Is your neighborhood making you gain weight?
6 ways your neighborhood is making you gain weight
Read more: http://www.foxnews.com/health/2012/06/01/6-ways-your-neighborhood-is-making-gain-weight/#ixzz1wYaVio6C
How Neighborhoods Can Wreck Your Waistline
You might blame your weight gain on your lack of motivation, wavering willpower, and a few too many bad food decisions. Don't get us wrong; those things matter. But there's another culprit you should also consider: your neighborhood. Whether you make your home in the suburbs, a city, or a rural area, where you live can make it easier—or much harder—to put your weight loss goals into action.
Maybe a lack of sidewalks and bike paths leaves you scratching your head over where to work out. Perhaps your area is short on grocery stores but packed with fast-food chains, or your neighbor's car alarm keeps you up all night, derailing your early-morning jog. Tally up a few of these instances and you could have a hometown problem that's interfering with even the best weight loss intentions.
"In my experience it makes a huge difference where you live. Everyone can find a way to overcome their circumstances, but people who live in the suburbs where there aren’t sidewalks and are dependent on their cars have a very difficult time getting exercise in. And in my practice, I find that they are more likely to be overweight," said Katherine Tallmadge, author of Diet Simple: 195 Mental Tricks, Substitutions, Habits & Inspirations.

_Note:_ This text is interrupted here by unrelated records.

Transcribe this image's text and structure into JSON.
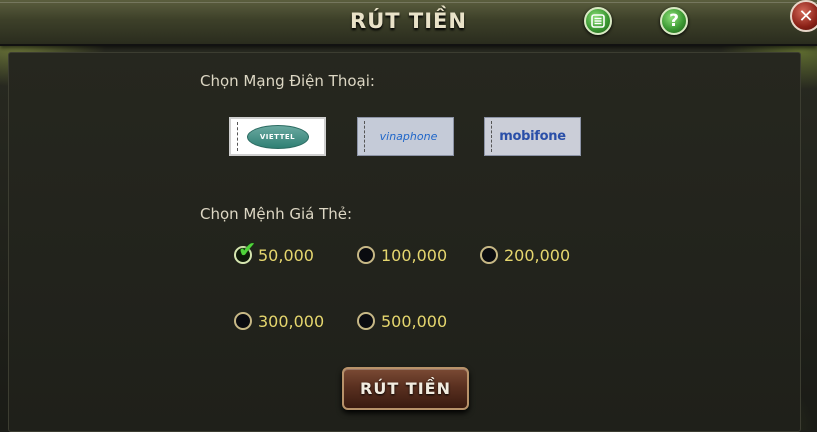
{
  "header": {
    "title": "RÚT TIỀN",
    "list_icon": "list-icon",
    "help_icon": "help-icon",
    "help_glyph": "?",
    "close_icon": "close-icon",
    "close_glyph": "✕"
  },
  "network": {
    "label": "Chọn Mạng Điện Thoại:",
    "carriers": [
      {
        "name": "VIETTEL",
        "logo_text": "VIETTEL",
        "selected": true
      },
      {
        "name": "vinaphone",
        "logo_text": "vinaphone",
        "selected": false
      },
      {
        "name": "mobifone",
        "logo_text": "mobifone",
        "selected": false
      }
    ]
  },
  "denomination": {
    "label": "Chọn Mệnh Giá Thẻ:",
    "options": [
      {
        "value": "50,000",
        "selected": true
      },
      {
        "value": "100,000",
        "selected": false
      },
      {
        "value": "200,000",
        "selected": false
      },
      {
        "value": "300,000",
        "selected": false
      },
      {
        "value": "500,000",
        "selected": false
      }
    ]
  },
  "submit": {
    "label": "RÚT TIỀN"
  },
  "colors": {
    "option_text": "#e5d66e",
    "check_green": "#4fd43a",
    "button_brown": "#5a3020"
  }
}
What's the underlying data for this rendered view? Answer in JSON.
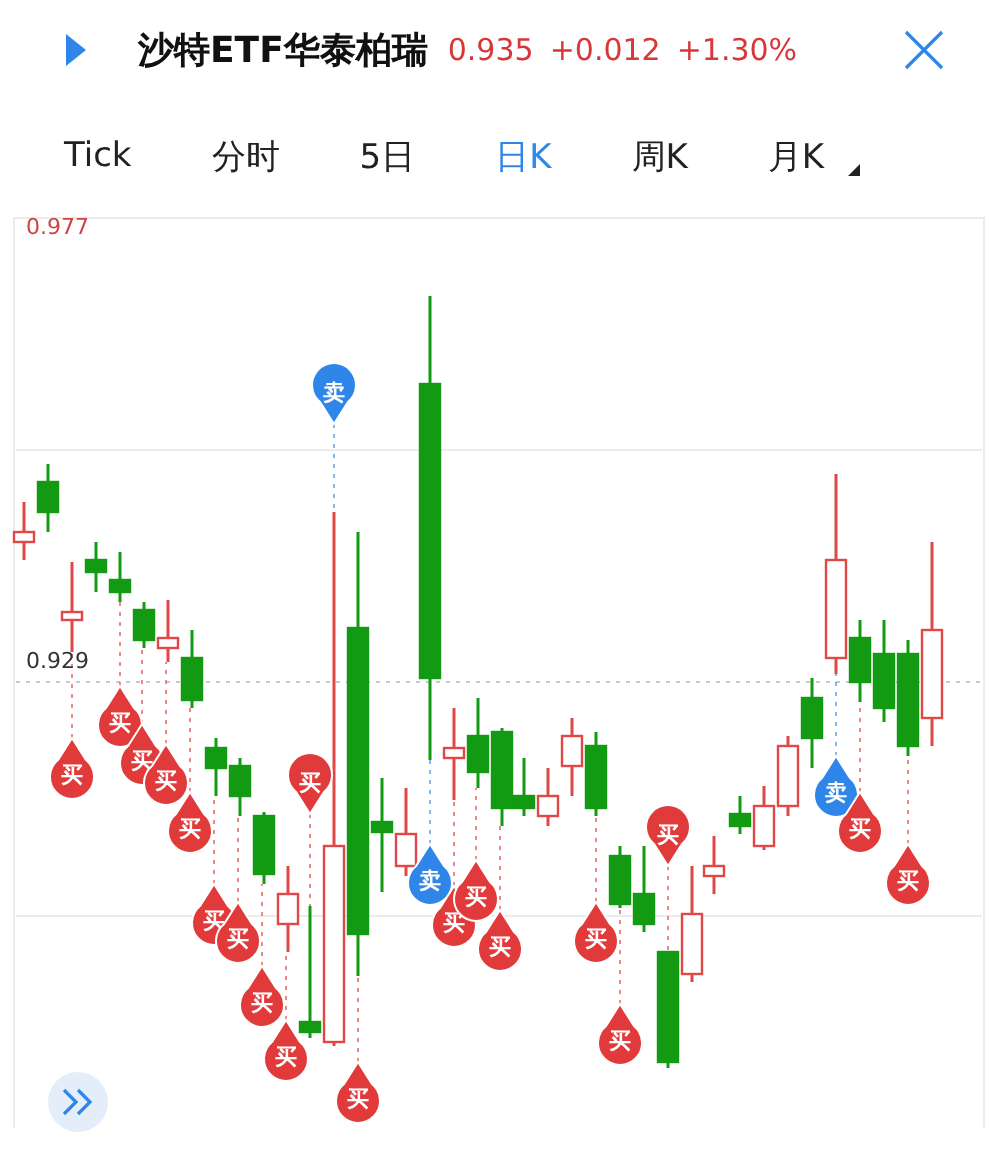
{
  "header": {
    "title": "沙特ETF华泰柏瑞",
    "price": "0.935",
    "change": "+0.012",
    "change_pct": "+1.30%"
  },
  "tabs": [
    {
      "label": "Tick",
      "selected": false
    },
    {
      "label": "分时",
      "selected": false
    },
    {
      "label": "5日",
      "selected": false
    },
    {
      "label": "日K",
      "selected": true
    },
    {
      "label": "周K",
      "selected": false
    },
    {
      "label": "月K",
      "selected": false
    }
  ],
  "chart": {
    "axis_labels": [
      {
        "text": "0.977",
        "kind": "high"
      },
      {
        "text": "0.929",
        "kind": "reference"
      }
    ],
    "signals": [
      {
        "kind": "buy",
        "label": "买"
      },
      {
        "kind": "buy",
        "label": "买"
      },
      {
        "kind": "buy",
        "label": "买"
      },
      {
        "kind": "buy",
        "label": "买"
      },
      {
        "kind": "buy",
        "label": "买"
      },
      {
        "kind": "buy",
        "label": "买"
      },
      {
        "kind": "buy",
        "label": "买"
      },
      {
        "kind": "buy",
        "label": "买"
      },
      {
        "kind": "buy",
        "label": "买"
      },
      {
        "kind": "buy",
        "label": "买"
      },
      {
        "kind": "sell",
        "label": "卖"
      },
      {
        "kind": "buy",
        "label": "买"
      },
      {
        "kind": "sell",
        "label": "卖"
      },
      {
        "kind": "buy",
        "label": "买"
      },
      {
        "kind": "buy",
        "label": "买"
      },
      {
        "kind": "buy",
        "label": "买"
      },
      {
        "kind": "buy",
        "label": "买"
      },
      {
        "kind": "buy",
        "label": "买"
      },
      {
        "kind": "buy",
        "label": "买"
      },
      {
        "kind": "sell",
        "label": "卖"
      },
      {
        "kind": "buy",
        "label": "买"
      },
      {
        "kind": "buy",
        "label": "买"
      }
    ]
  }
}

Here are the biggest neighborhood pitfalls that contribute to belly bulge—and how, short of moving homes, you can make fixes to start dropping pounds again.
Problem: No Sidewalks
Having to drive somewhere in order to walk safely adds a level of difficulty that even the most motivated exercisers can find derailing. "Even if my clients are very conscientious, they find it very difficult to get all of the recommended activity in for the day when they have to rely on a car to get everywhere," said Tallmadge. "Hitting 10,000 steps in a gym in one fell swoop is very challenging. And if you don't live in a situation where walking is easy, then your good intentions don’t last."
People who live further away from parks and green spaces are more likely to be heavy, according to a Danish study published last year. The self-reported study found that people living more than half a mile from green spaces had higher odds of being obese than those living less than a quarter of a mile.
How To Fix It: If you want to get some fresh air, run or walk around a local school track or do laps around the school's perimeter. Find a park and work in a few miles any way you can there, said Leslie Bonci, director of sports nutrition, University of Pittsburgh Medical Center, author of Run Your Butt Off (Rodale). Or, find a way to get exercise near where you work if that's a safer area.